Rotator cuff injuries are a common source of dysfunction and pain in athletes of all skill levels. Whether you’re an elite athlete or a weekend warrior, it can be hard sitting on the sidelines when you have an injury. Unfortunately, pushing yourself too hard or too quickly after rotator cuff surgery can negatively impact your recovery.
As an experienced orthopedic surgeon at Orthopaedic Care Specialists in North Palm Beach, Florida, Thomas F. Saylor, MD, recommends doing the following things after undergoing rotator cuff surgery so you can resume your favorite sports as safely as possible.
Dr. Saylor specializes in arthroscopic techniques and can repair many types of rotator cuff injuries using minimally invasive procedures. Arthroscopic approaches, which rely on a few small incisions instead of one large incision, often result in faster healing times. Additional factors may play a role in your recovery time, including:
Even with arthroscopic surgery, you can expect to wait several months to resume regular activities, and sometimes 6-12 months to return to many sports activities.
It may be tempting to jump into the deep end as soon as you start feeling better. However, it’s crucial to resume activities gradually, or you’ll run the risk of reinjuring your shoulder. When Dr. Saylor gives you the green light to return to your favorite sport, he’ll want you to start out slowly and build up your performance incrementally.

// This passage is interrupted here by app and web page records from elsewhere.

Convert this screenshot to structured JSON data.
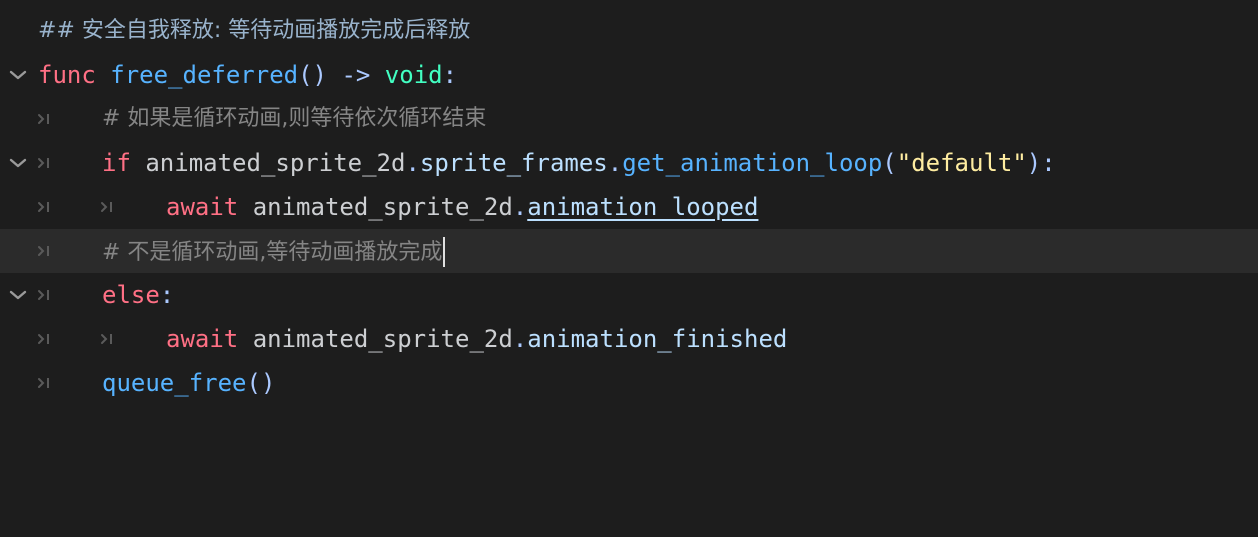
{
  "colors": {
    "background": "#1d1d1d",
    "current_line": "#2b2b2b",
    "keyword": "#ff7085",
    "function": "#57b3ff",
    "type": "#42ffc2",
    "string": "#ffeda1",
    "comment": "#858585",
    "doc_comment": "#99b3cc",
    "member": "#bce0ff"
  },
  "icons": {
    "fold": "chevron-down-icon",
    "tab": "tab-indent-icon"
  },
  "lines": {
    "l1": {
      "doc_comment": "## 安全自我释放: 等待动画播放完成后释放"
    },
    "l2": {
      "kw_func": "func",
      "fn_name": "free_deferred",
      "parens": "()",
      "arrow": " -> ",
      "ret_type": "void",
      "colon": ":"
    },
    "l3": {
      "comment": "# 如果是循环动画,则等待依次循环结束"
    },
    "l4": {
      "kw_if": "if",
      "obj": "animated_sprite_2d",
      "dot1": ".",
      "prop": "sprite_frames",
      "dot2": ".",
      "method": "get_animation_loop",
      "open": "(",
      "arg": "\"default\"",
      "close": "):"
    },
    "l5": {
      "kw_await": "await",
      "obj": "animated_sprite_2d",
      "dot": ".",
      "signal": "animation_looped"
    },
    "l6": {
      "comment": "# 不是循环动画,等待动画播放完成"
    },
    "l7": {
      "kw_else": "else",
      "colon": ":"
    },
    "l8": {
      "kw_await": "await",
      "obj": "animated_sprite_2d",
      "dot": ".",
      "signal": "animation_finished"
    },
    "l9": {
      "fn": "queue_free",
      "parens": "()"
    }
  }
}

It’s common to lose strength in your shoulder when you have a rotator cuff injury, especially if you sustain significant damage or had weakness leading up to your tear. To avoid reinjury after surgery, Dr. Saylor recommends undergoing a physical therapy program that’s focused on regaining strength and mobility in your shoulder.
Physical therapy will not only help create more support and flexibility in your shoulder as you heal, but it will help keep your shoulder healthy after you’ve healed.
Stretching before and after you exercise is one of the most important things you can do to avoid reinjuring your rotator cuff. Your rotator cuff is made up of tendons and muscles that work to hold your shoulder firmly in place and allow movement. By taking the time to ease these tissues into and out of activity, you can reduce your chances of developing strains and tears that can put you back on the bench.
We’ve all heard the old adage “no pain, no gain,” but nothing could be further from the truth when it comes to your rotator cuff. After having rotator cuff surgery, it’s imperative to stop with an activity if you feel any pain again. Instead of trying to power through the discomfort, Dr. Saylor recommends resting your shoulder, applying ice, and taking over-the-counter anti-inflammatories or pain relievers to manage your symptoms.
If you have a rotator cuff injury or want to see if you have one, Dr. Saylor can help. To learn more, book an appointment online or over the phone with Orthopaedic Care Specialists today.